Grocers Work to Get Small Stores Right

Retailers scale back store size to offer speed and convenience.

September 12, 2019

ALEXANDRIA, Va.—In a large field northeast of Des Moines are two signs touting the future development of “The Shoppes at Prairie Crossing: A mixed use development.” Eventually, the area will have a strip mall, a hotel, condos, restaurants and numerous other establishments, but for now, the only current tenant is Hy-Vee Fast & Fresh, the Midwest grocer’s updated take on a convenience store.

According to, the brightly lit, 10,000-square-foot location sells donuts, chips and candy bars, as well as fresh meals, produce and some upscale offerings, like a $75 bottle of Cody Road Rye Whiskey. Shoppers can also pick up their online grocery orders in bright red Aisles Online lockers outside.

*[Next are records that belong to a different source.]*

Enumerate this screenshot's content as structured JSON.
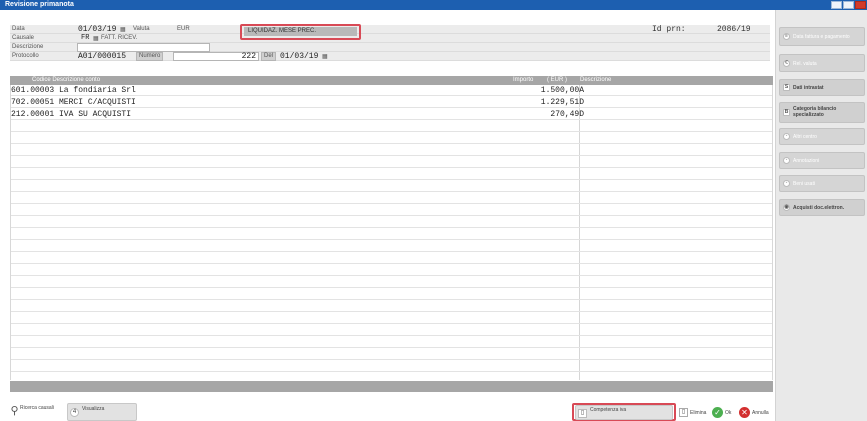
{
  "window": {
    "title": "Revisione primanota"
  },
  "header": {
    "data_label": "Data",
    "data_value": "01/03/19",
    "valuta_label": "Valuta",
    "valuta_value": "EUR",
    "liquidaz": "LIQUIDAZ. MESE PREC.",
    "id_label": "Id prn:",
    "id_value": "2086/19",
    "causale_label": "Causale",
    "causale_code": "FR",
    "causale_desc": "FATT. RICEV.",
    "descrizione_label": "Descrizione",
    "descrizione_value": "",
    "protocollo_label": "Protocollo",
    "protocollo_value": "A01/000015",
    "numero_label": "Numero",
    "numero_value": "222",
    "del_label": "Del",
    "del_value": "01/03/19"
  },
  "grid": {
    "columns": [
      "Codice Descrizione conto",
      "Importo",
      "( EUR )",
      "Descrizione"
    ],
    "rows": [
      {
        "code": "601.00003 La fondiaria Srl",
        "amount": "1.500,00A",
        "desc": ""
      },
      {
        "code": "702.00051 MERCI C/ACQUISTI",
        "amount": "1.229,51D",
        "desc": ""
      },
      {
        "code": "212.00001 IVA SU ACQUISTI",
        "amount": "270,49D",
        "desc": ""
      }
    ]
  },
  "sidebar": {
    "buttons": [
      {
        "label": "Data fattura e pagamento",
        "enabled": false,
        "icon": "calendar-icon",
        "glyph": "≡"
      },
      {
        "label": "Rel. valuta",
        "enabled": false,
        "icon": "currency-icon",
        "glyph": "€"
      },
      {
        "label": "Dati intrastat",
        "enabled": true,
        "icon": "intrastat-icon",
        "glyph": "S"
      },
      {
        "label": "Categoria bilancio specializzato",
        "enabled": true,
        "icon": "balance-icon",
        "glyph": "B"
      },
      {
        "label": "Altri centro",
        "enabled": false,
        "icon": "cost-center-icon",
        "glyph": "◦"
      },
      {
        "label": "Annotazioni",
        "enabled": false,
        "icon": "notes-icon",
        "glyph": "◦"
      },
      {
        "label": "Beni usati",
        "enabled": false,
        "icon": "used-goods-icon",
        "glyph": "◦"
      },
      {
        "label": "Acquisti doc.elettron.",
        "enabled": true,
        "icon": "e-invoice-icon",
        "glyph": "◉"
      }
    ]
  },
  "bottom": {
    "ricerca_label": "Ricerca causali",
    "visualizza_label": "Visualizza",
    "competenza_label": "Competenza iva",
    "elimina_label": "Elimina",
    "ok_label": "Ok",
    "annulla_label": "Annulla"
  },
  "colors": {
    "titlebar": "#1d5fb0",
    "highlight": "#d84a56",
    "ok": "#4caf50",
    "cancel": "#d32f2f"
  }
}
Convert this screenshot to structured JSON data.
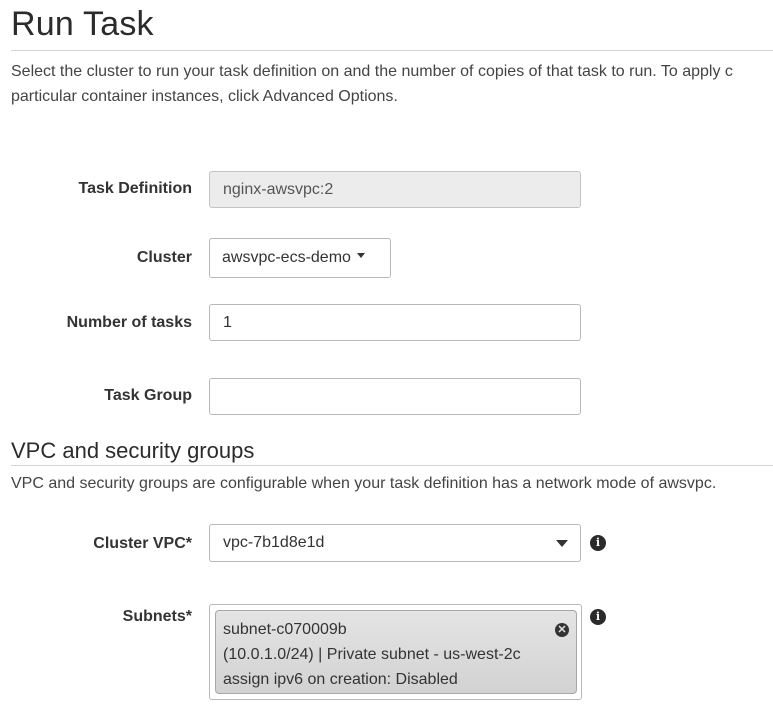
{
  "page": {
    "title": "Run Task",
    "intro_line1": "Select the cluster to run your task definition on and the number of copies of that task to run. To apply c",
    "intro_line2": "particular container instances, click Advanced Options."
  },
  "form": {
    "task_definition": {
      "label": "Task Definition",
      "value": "nginx-awsvpc:2"
    },
    "cluster": {
      "label": "Cluster",
      "value": "awsvpc-ecs-demo"
    },
    "number_of_tasks": {
      "label": "Number of tasks",
      "value": "1"
    },
    "task_group": {
      "label": "Task Group",
      "value": ""
    }
  },
  "vpc_section": {
    "title": "VPC and security groups",
    "description": "VPC and security groups are configurable when your task definition has a network mode of awsvpc.",
    "cluster_vpc": {
      "label": "Cluster VPC*",
      "value": "vpc-7b1d8e1d"
    },
    "subnets": {
      "label": "Subnets*",
      "selected": {
        "line1": "subnet-c070009b",
        "line2": "(10.0.1.0/24) | Private subnet - us-west-2c",
        "line3": "assign ipv6 on creation: Disabled"
      }
    }
  },
  "icons": {
    "info": "i",
    "remove": "✕"
  }
}
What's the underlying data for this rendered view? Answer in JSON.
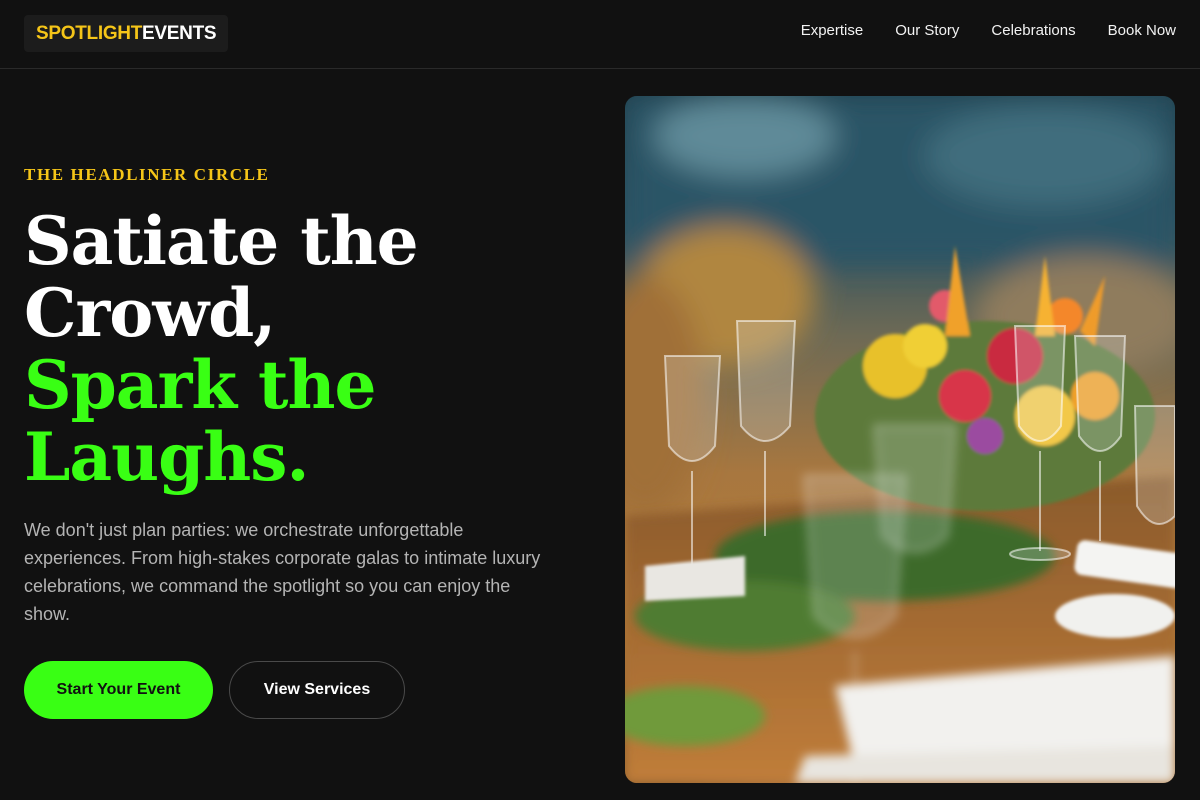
{
  "brand": {
    "part1": "SPOTLIGHT",
    "part2": "EVENTS",
    "accent_color": "#f5c518"
  },
  "nav": {
    "items": [
      {
        "label": "Expertise"
      },
      {
        "label": "Our Story"
      },
      {
        "label": "Celebrations"
      },
      {
        "label": "Book Now"
      }
    ]
  },
  "hero": {
    "eyebrow": "THE HEADLINER CIRCLE",
    "headline_line1": "Satiate the",
    "headline_line2": "Crowd,",
    "headline_line3": "Spark the",
    "headline_line4": "Laughs.",
    "description": "We don't just plan parties: we orchestrate unforgettable experiences. From high-stakes corporate galas to intimate luxury celebrations, we command the spotlight so you can enjoy the show.",
    "primary_cta": "Start Your Event",
    "secondary_cta": "View Services",
    "image_alt": "Banquet table with floral centerpiece and wine glasses",
    "highlight_color": "#39ff14",
    "background_color": "#111111"
  }
}
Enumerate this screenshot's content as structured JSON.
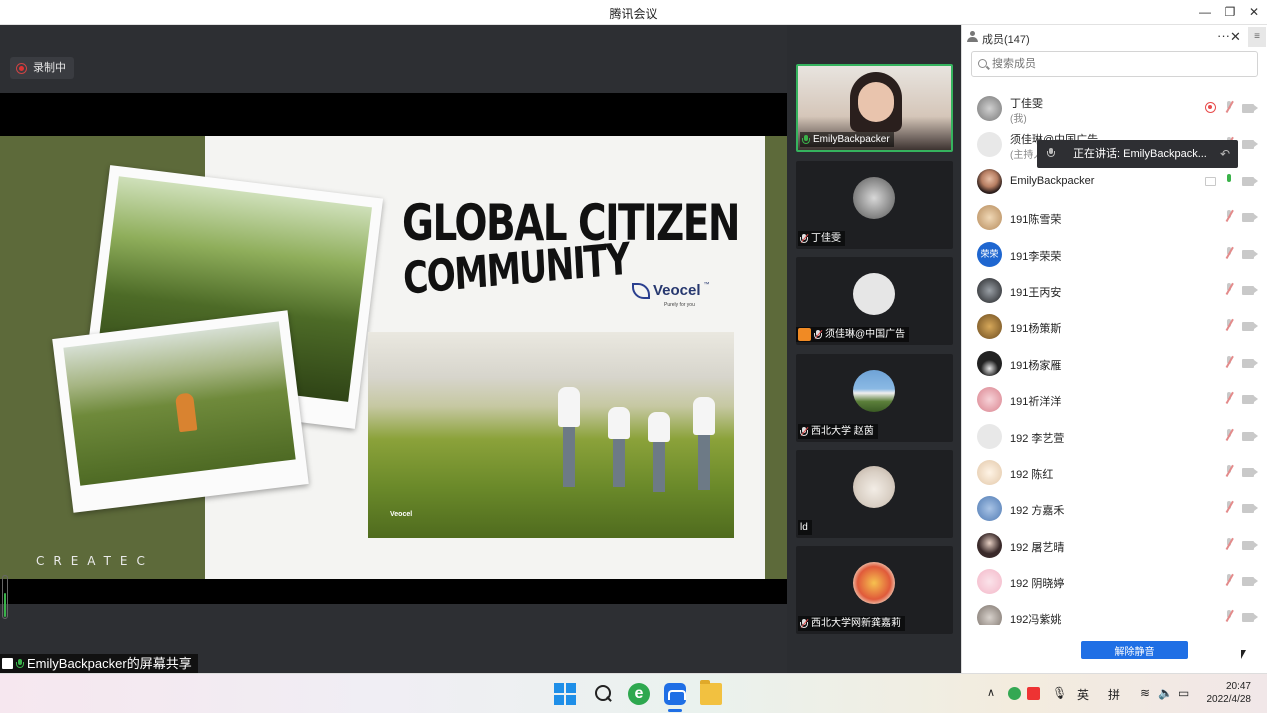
{
  "window": {
    "title": "腾讯会议"
  },
  "recording": {
    "label": "录制中"
  },
  "slide": {
    "title_line1": "GLOBAL CITIZEN",
    "title_line2": "COMMUNITY",
    "brand": "Veocel",
    "brand_tm": "™",
    "brand_tagline": "Purely for you",
    "photo_watermark": "Veocel",
    "footer_logo": "CREATEC"
  },
  "share": {
    "label": "EmilyBackpacker的屏幕共享"
  },
  "videos": [
    {
      "name": "EmilyBackpacker",
      "speaking": true
    },
    {
      "name": "丁佳雯"
    },
    {
      "name": "须佳琳@中国广告",
      "host": true
    },
    {
      "name": "西北大学 赵茵"
    },
    {
      "name": "ld"
    },
    {
      "name": "西北大学网新龚嘉莉"
    }
  ],
  "panel": {
    "title": "成员(147)",
    "more": "···",
    "close": "✕",
    "side_toggle": "≡",
    "search_placeholder": "搜索成员",
    "speaking_tip": "正在讲话: EmilyBackpack...",
    "members": [
      {
        "name": "丁佳雯",
        "sub": "(我)",
        "rec": true
      },
      {
        "name": "须佳琳@中国广告",
        "sub": "(主持人)"
      },
      {
        "name": "EmilyBackpacker",
        "screen": true,
        "mic_on": true
      },
      {
        "name": "191陈雪荣"
      },
      {
        "name": "191李荣荣",
        "avatar_text": "荣荣"
      },
      {
        "name": "191王丙安"
      },
      {
        "name": "191杨策斯"
      },
      {
        "name": "191杨家雁"
      },
      {
        "name": "191祈洋洋"
      },
      {
        "name": "192  李艺萱"
      },
      {
        "name": "192 陈红"
      },
      {
        "name": "192 方嘉禾"
      },
      {
        "name": "192 屠艺晴"
      },
      {
        "name": "192 阴晓婷"
      },
      {
        "name": "192冯紫姚"
      }
    ],
    "unmute_all": "解除静音"
  },
  "taskbar": {
    "ime_lang": "英",
    "ime_mode": "拼",
    "time": "20:47",
    "date": "2022/4/28"
  },
  "colors": {
    "accent": "#1f6fe5",
    "speaking": "#35b35e",
    "slide_green": "#5d6a3a",
    "record": "#e84b4b"
  }
}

It’s a cutting-edge store sitting near a field by itself, and Antonio Romeo, the store’s director, describes the move as an opportunity to get established before the neighbors arrive. “We’re just a little early out here for everything that’s going to happen. It wasn't by accident,” he said.

To attract shoppers, Fast & Fresh features four aisles of wine and spirits, a walk-in beer cave and 12 local craft beers on tap that consumers can fill up in their Hy-Vee branded growlers and crowlers. New products, including brews, are posted on Facebook when they arrive.

The grab-and-go section includes Hy-Vee meal kits like ciabatta steak sandwiches and chicken cavatappi with vegetables, and pre-packaged meals of goulash, lasagna, beef enchiladas, sweet potato and kale chicken bowls, grilled salmon with long grain rice and cheesecake. 

The store’s Mia Pizza station, with its wood-fired oven, does more in sales than the same concept housed in 14 other traditional Hy-Vee stores, including a 95,000-square-foot flagship store located 26 miles away. Hy-Vee credits aggressive promotions with attracting pizza fans. That includes buy one, get one pizza coupons sent to everyone within a three-mile radius shortly after Fast & Fresh opened.

Fast and Fresh isn’t the only slimmed-down concept Hy-Vee is testing. A short drive will take you to HealthMarket, a store that offers kombucha, cauliflower pizza crust, probiotics, fresh produce and lighter offerings from major brands like Ben & Jerry's. In downtown Des Moines, Fourth + Court, which opened in 2017, caters to young shoppers and empty nesters alike, many of whom live in the three-story apartment building above the store.

Amid low margins and a competitive squeeze that promises to keep tightening, traditional grocers like Hy-Vee are trying to take back control with experimental formats that address weaknesses in their legacy stores—namely, speed and convenience.

Among other grocers looking to expand their business into more convenience store like locations, Publix recently reignited its Greenwise format, with three locations now open and eight more scheduled to open. Giant has also touted the early success of its urban format, Giant Heirloom Market, in Philadelphia, while Roche Bros. in the Northeast has moved into population-dense areas with its Brothers Marketplace format, now at four locations.

According to Neil Saunders, managing director with Global Data, a data analytics and consulting company, today’s grocers are cognizant of trends and they want to be cautious when introducing a new concept. He pointed to Tesco, which quickly ramped up its Fresh & Easy format rather than testing it in one or two markets first. The U.K.-based retailer soon found that its British-style ready meals, store locations and heavy assortment of Fresh & Easy-branded products didn't resonate with U.S. shoppers. The experiment, which cost Tesco more than $1.6 billion, resulted in the company leaving the U.S. in 2013.  

"Retail is testing, trying out new formats, looking at things that might work," Saunders said. "I think that will [slow down] over the next three or four years and we’ll actually start to see a more concrete roll out of some of these formats, not all of them being experimented at the moment will work.”